SAN FRANCISCO -- The Board of Supervisors this month postponed a proposal to adopt what is known as Laura's Law. The measure gives courts the power to compel outpatient treatment for severely mentally ill people who have refused help. Following an Aug. 3 hearing, Supervisor Michela Alioto-Pier sent the hotly debated measure back to committee until fall.
Aide Catherine Stefani said the supervisor hopes to use that time to have further discussions with opponents like Mitch Katz, San Francisco's public health director. Katz, who would be involved in implementing and enforcing the law if and when it passes in San Francisco, argues the measure doesn't have enough teeth.
"Psychosis requires medication, and Laura's Law does not increase our ability to require medication," Katz told supervisors. In a letter to the San Francisco Chronicle, he wrote that people assume using the term "treatment" involves medication, and in this case, it doesn't necessarily mean that.
Michael Heggarty -- director of Behavioral Health for Nevada County, which implemented Laura's Law in 2008 -- disagrees. "It does require the person to be participating in treatment. As long as we keep talking to the person, establishing a relationship, the chances that they voluntarily take medication go up."
Laura's Law (AB 1421) is named after Laura Wilcox, a 19-year-old college student who was working in a Nevada County public mental health clinic when she was gunned down by a 41-year-old man with a history of violence who had resisted receiving treatment. When Laura's Law took effect in 2002, the state left it up to counties to implement it, essentially making it an optional law counties could adopt or ignore. Nevada County was required to implement the law as part of a settlement agreement with Wilcox's family. Los Angeles County also adopted the law, creating a small pilot project for people in the criminal justice system.

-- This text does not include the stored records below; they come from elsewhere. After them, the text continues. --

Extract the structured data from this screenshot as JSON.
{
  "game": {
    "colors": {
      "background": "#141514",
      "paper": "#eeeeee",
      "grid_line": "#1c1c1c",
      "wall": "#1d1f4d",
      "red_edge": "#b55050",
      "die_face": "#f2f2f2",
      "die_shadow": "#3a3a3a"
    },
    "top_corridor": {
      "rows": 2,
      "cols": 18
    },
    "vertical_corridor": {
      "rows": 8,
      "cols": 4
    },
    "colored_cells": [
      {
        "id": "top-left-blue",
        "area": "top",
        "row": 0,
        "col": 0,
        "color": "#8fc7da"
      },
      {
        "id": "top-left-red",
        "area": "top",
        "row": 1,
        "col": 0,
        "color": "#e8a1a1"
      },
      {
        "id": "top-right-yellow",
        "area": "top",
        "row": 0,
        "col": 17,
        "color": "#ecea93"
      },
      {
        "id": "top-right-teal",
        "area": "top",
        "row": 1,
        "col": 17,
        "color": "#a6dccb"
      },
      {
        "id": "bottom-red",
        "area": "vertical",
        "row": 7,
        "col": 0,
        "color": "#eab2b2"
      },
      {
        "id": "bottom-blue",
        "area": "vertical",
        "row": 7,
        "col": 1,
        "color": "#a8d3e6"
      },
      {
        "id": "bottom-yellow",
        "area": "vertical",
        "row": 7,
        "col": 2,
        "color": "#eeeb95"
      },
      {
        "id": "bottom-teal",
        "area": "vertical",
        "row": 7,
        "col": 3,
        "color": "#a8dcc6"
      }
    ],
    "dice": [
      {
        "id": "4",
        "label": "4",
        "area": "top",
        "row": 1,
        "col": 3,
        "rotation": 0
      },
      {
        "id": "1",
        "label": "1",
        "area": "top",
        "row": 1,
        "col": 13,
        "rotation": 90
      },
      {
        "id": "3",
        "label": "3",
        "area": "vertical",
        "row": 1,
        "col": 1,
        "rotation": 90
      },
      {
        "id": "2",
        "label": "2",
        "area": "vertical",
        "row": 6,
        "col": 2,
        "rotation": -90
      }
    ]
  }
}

"The fact that only two counties have adopted the law is a sign that it's not a workable solution to a real vexing problem," said Steve Fields, director of the Progress Foundation, a not-for-profit behavioral health provider. Fields added that many counties don't have enough money to provide mental health services for people who want them, let alone money for programs under Laura's Law. He said, "It's very clear that you cannot be reducing existing behavioral health services at the same time you're seeking a broader commitment capability."
Alternative to Forced Institutionalization
Laura's Law supporter John Rouse, of the UCSF Department of Psychiatry, urges officials to take a close look at the reasons why counties are reluctant to implement it, admitting that there's some confusion over what's allowed and what isn't. But he said he sees Laura's Law as a tool that will keep state and county governments from going back to the days of forced institutionalization of the severely mentally ill.
"What we need now are structures that will keep people in treatment and functioning well in the community and serve as early warning systems so that when they start to decompensate, when they go off their medication we get an early heads up, and we get to intervene at that point," Rouse said.
Under the resolution, a mentally ill person committed to treatment must be a least 18 years old with a history of violent behavior that's landed them in jail or the hospital.
Much of the resistance to Laura's Law comes from patients and community agencies that say it would violate the civil rights of the mentally ill.
"People have a right to choose what kinds of treatment they're willing to accept and in this case ... a court is making that decision for you," said Rod Libbey, interim director of the Mental Health Association of San Francisco.
How Law Works in Nevada County
Nevada County's Heggarty said at first he was concerned that Laura's Law would violate a person's civil rights, but since implementing the resolution, he's changed his mind.
"The reason I feel differently is we provide many other types of programs that you can make the same argument that they violate people's rights. For example, we have people on probation through criminal court, and they're ordered into treatment as part of the terms of their probation, and we've always treated those folks," Heggarty said.
Since 2008, Nevada County has referred 22 people to court under Laura's Law. One person required treatment. The others opted to do it voluntarily, and Heggarty said that proves just going through the process may encourage people to voluntarily seek help.
Heggarty admits he's seen some problems with Laura's Law in his county.
"It's hard for us to move fast enough through the legal proceedings because the patients are protected by having a lawyer assigned to them, scheduling a court appearance, and sometimes the patients have gotten bad so quickly they couldn't get the help fast enough and ended up hospitalized anyway," Heggarty said.
Debate Continues in S.F., Other Counties
The debate continues in San Francisco. Allioto-Pier said she's not giving up. Supporter Rouse said he will look at what can be done under existing provisions of the law.
"I think there is room for creativity. If we can get this done without going through another major change in the state law, it would be a great thing," Rouse said.
Meanwhile, opponents, who say involuntary outpatient commitment isn't more effective than voluntary services, are gearing up to fight Laura's Law efforts in other counties, including Marin and Contra Costa.